In his nine seasons as pitching coach with the Angels, Butcher guided nine different pitchers to the American League All-Star team. These include Francisco Rodriguez (2007-08) John Lackey (2007), Joe Saunders (2008), Ervin Santana (2008), Brian Fuentes (2009), Jered Weaver (2010-12), Jordan Walden (2011), C.J. Wilson (2012) and Hector Santiago (2015).
In addition, Butcher is credited with bringing Garrett Richards and Jered Weaver to the head of the class of American League pitchers. Butcher was one 12 to 15 potential candidates for the job and according to general manager Dave Stewart, Butcher impressed the Arizona organization with a plan and criteria for each individual pitcher. Apparently, Harkey had no such approach for an individual pitcher and instead, instructed his staff in a generic and universal approach. Things under Butcher, Stewart hinted, will be different for each pitcher will now have an individual plan for success.
Despite recent success, the Angles let Butcher, along with hitting coach and former Diamondbacks coach Don Baylor go on Oct. 15. Apparently, it didn’t take Butcher very long to land back on his feet. Admitting that he interviewed with several teams, the decision to join the Diamondbacks, Butcher pointed out, represented an opportunity to aid a growing staff and be part of what he called, “a tremendous organization.”
Immediately, Butcher pointed out the dynamics of Chase Field and how conducive the venue is for hitters. Complementing the Diamondbacks’ defense and one of the best in the majors, Butcher said his job is to have pitchers keep the ball low and give the defense an opportunity to make plays.
Though he spend nearly the last decade in the American League, Butcher indicated he has no issue transitioning to the National League. Citing inter-league play as the core of his comment, Butcher said his former Angels’ manager Mike Scioscoa, who played 13 years with the Dodgers, is a National League manager by operation. Butcher anticipates a smooth and transparent move to the National League.
One the starters projected for the 2016 is left-hander Patrick Corbin. Coming off Tommy John surgery and eased into the Diamondbacks’ rotation by early July, Corbin said he grew stronger as the season progressed. Following a credible 6-5 record, 3.60 ERA for 16 starts last season, Corbin said he’s ready to step into the rotation. That’s good news for Butcher, who had Corbin in the Angels’ organization until Corbin was dealt to the Diamondbacks as part of a four player deal for essentially pitcher Dan Haren on July 25, 2010.
(Patrick) knows me and I know him,” Butcher said. “I know the type of person he is and the type of pitcher. I look forward to see Patrick grow and develop into a quality major league pitcher.”

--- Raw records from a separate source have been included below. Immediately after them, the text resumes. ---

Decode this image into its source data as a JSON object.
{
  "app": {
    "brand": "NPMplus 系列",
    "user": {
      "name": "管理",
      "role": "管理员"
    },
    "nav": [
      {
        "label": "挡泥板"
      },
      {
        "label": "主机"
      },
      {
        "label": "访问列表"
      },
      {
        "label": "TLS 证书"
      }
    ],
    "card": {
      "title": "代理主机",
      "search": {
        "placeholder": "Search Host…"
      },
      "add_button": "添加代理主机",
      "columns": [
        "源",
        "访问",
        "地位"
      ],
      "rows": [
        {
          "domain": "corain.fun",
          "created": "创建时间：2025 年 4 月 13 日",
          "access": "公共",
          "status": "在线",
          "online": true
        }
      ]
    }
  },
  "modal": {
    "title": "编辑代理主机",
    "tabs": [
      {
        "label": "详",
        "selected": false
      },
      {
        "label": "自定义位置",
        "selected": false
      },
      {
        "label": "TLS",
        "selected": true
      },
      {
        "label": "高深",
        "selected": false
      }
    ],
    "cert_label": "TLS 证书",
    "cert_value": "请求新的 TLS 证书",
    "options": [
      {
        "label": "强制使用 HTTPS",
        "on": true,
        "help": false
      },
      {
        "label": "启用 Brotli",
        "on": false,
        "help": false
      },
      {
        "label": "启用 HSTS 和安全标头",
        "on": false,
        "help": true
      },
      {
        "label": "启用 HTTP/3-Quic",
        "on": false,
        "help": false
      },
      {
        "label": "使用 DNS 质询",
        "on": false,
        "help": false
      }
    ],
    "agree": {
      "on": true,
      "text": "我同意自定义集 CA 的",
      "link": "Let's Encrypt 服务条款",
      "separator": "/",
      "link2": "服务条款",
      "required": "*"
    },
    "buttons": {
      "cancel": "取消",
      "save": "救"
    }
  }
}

At end the last season, Stewart identified Robby Ray, Rubby De La Rosa and Corbin as three with the inside track to gain a slot in the 2016 rotation. Now, Stewart said the Diamondbacks will continue to search for quality starting pitching. In that vein, Stewart identified three components of the search.

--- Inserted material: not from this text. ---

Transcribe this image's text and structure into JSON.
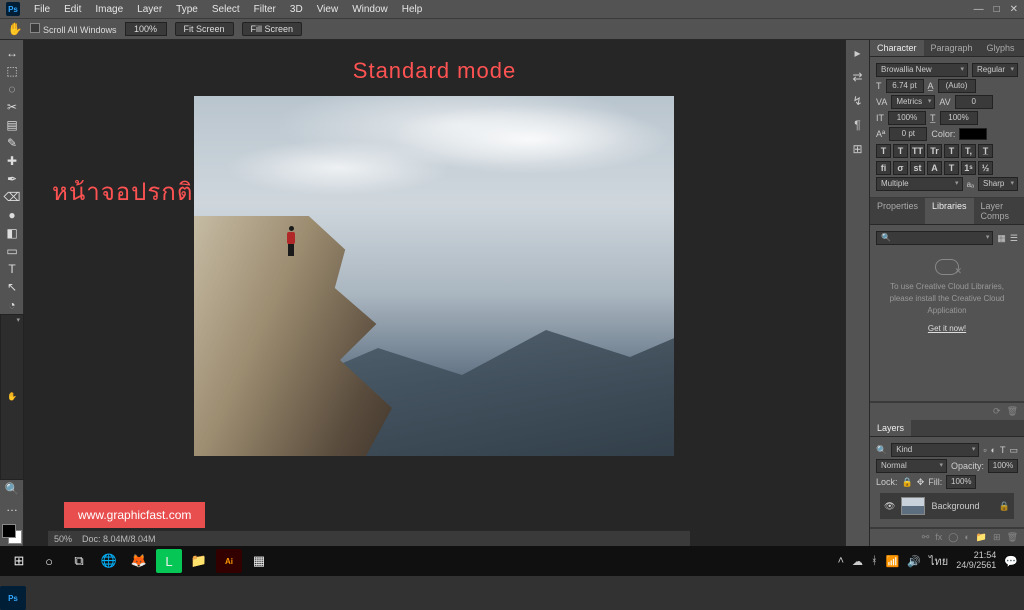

“At this point, we’re not looking for a right-hander nor a left-hander in particular,” he said. “We’re looking for a pitcher who will games. Also, we want someone will eat innings and demonstrate leadership.”
With the pitching coach now is in place, the next order of business is secure a bullpen coach. Earlier this week, Mel Stottlemyre, Jr. left as the Diamondbacks bullpen coach and named pitching coach of the Seattle Mariners. Hale indicated the process to replace Stottlemyre will include all Arizona decision-makers and a decision is expected within the next few weeks.
First baseman Paul Goldschmidt and centerfielder A. J. Pollock were named to The Sporting News 2015 National League all-star team. Other position players selected include Buster Posey (Giants) behind the plate, Dee Gordon (Marlins) at second, Brandon Crawford (Giants) at shortstop, Nolan Arenado (Rockies) at third and outfielders Andrew McCutcheon (Pirates) and Bryce Harper (Nationals).